subprocess module. This eliminates load-imbalances between steps 1 and 2.
To further improve the parallel efficiency, the new scripts also have an option to sort the command list according to a weight factor and then execute the commands in reverse order of the weights. Currently, the weights are determined by the size of the input file, with an additional factor 2 for
plot_tasks.py commands that are generally more expensive. This significantly improves parallel efficiency for cases where the total runtime is dominated by a single file, or for cases where large files are at the end of the alphabetically sorted list of input files.
I have tested and timed the new scripts using two test cases. All tests were performed using 32 parallel processes on a machine with plenty of available memory.
- The non-MPI case was tested on a 100 step task output from a COLIBRE zoom simulation.
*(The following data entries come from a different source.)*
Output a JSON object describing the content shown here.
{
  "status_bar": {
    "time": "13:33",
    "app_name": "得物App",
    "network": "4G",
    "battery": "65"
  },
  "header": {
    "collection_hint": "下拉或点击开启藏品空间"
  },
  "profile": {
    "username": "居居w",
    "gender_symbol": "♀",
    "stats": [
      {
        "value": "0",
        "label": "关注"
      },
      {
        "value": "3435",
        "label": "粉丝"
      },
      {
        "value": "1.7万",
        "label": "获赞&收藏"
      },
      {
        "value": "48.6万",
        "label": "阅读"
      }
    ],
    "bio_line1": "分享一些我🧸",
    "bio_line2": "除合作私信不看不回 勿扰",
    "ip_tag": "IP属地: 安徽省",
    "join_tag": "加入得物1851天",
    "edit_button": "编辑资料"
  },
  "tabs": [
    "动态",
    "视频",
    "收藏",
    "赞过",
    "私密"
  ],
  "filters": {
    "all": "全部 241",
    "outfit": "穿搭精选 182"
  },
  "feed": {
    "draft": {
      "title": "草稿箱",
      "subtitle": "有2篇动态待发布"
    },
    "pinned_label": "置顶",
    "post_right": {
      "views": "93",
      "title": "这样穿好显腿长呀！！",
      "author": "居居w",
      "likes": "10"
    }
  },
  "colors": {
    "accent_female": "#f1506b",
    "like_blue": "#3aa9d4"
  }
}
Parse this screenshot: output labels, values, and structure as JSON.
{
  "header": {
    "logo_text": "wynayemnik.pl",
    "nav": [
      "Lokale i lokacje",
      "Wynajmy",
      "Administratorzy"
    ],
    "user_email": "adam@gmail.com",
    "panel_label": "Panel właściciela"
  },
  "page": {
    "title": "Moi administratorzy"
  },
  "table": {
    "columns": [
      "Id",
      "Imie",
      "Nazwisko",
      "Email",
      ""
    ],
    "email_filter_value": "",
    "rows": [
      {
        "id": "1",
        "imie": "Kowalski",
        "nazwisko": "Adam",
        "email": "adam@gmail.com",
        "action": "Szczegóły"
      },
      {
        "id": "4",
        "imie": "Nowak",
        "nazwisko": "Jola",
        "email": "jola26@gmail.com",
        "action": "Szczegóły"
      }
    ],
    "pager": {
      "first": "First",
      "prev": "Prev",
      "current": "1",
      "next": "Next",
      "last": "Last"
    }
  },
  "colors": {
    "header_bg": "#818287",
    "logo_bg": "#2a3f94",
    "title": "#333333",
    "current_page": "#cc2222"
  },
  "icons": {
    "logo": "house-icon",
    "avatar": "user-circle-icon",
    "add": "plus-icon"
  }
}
The original script took 147.6s, the new script 126.9s and the new script with additional sorting 120.2s.
- A second non-MPI case used the same task output, but then for 1000 steps. The original script took 2292.7s, the new script 1753.1s and the new script with additional sorting 1291.9s.
- The MPI case was tested on a 20 step task output from a COLIBRE profiling simulation. The original script never exploited all the 32 processes (since there are only 20 steps) and took 412.7s, the new script took 324.1s and the new script with additional sorting 313.6s.
In summary: the script is definitely an improvement for MPI runs with a lot of ranks, no matter how many steps are used. For non-MPI runs it definitely makes a difference for longer runs and it is not slower for short runs.
The whole process could probably be made even more efficient by making changes to
plot_tasks.py so that this script only outputs a task plot for a single rank (since creating the image seems to be the dominant factor for performance). But since I'm already happy with the current performance, I'll leave that for a future effort.
One issue I might want to address in the future as well (that affected both the old and new scripts) is that large task files can eat a lot of memory. My poor desktop has occasionally had to swap when processing 4 of those simultaneously. The new scripts could be made a bit more clever so that they do not launch commands that are expected to require more memory than available. Although that might be tricky to implement correctly.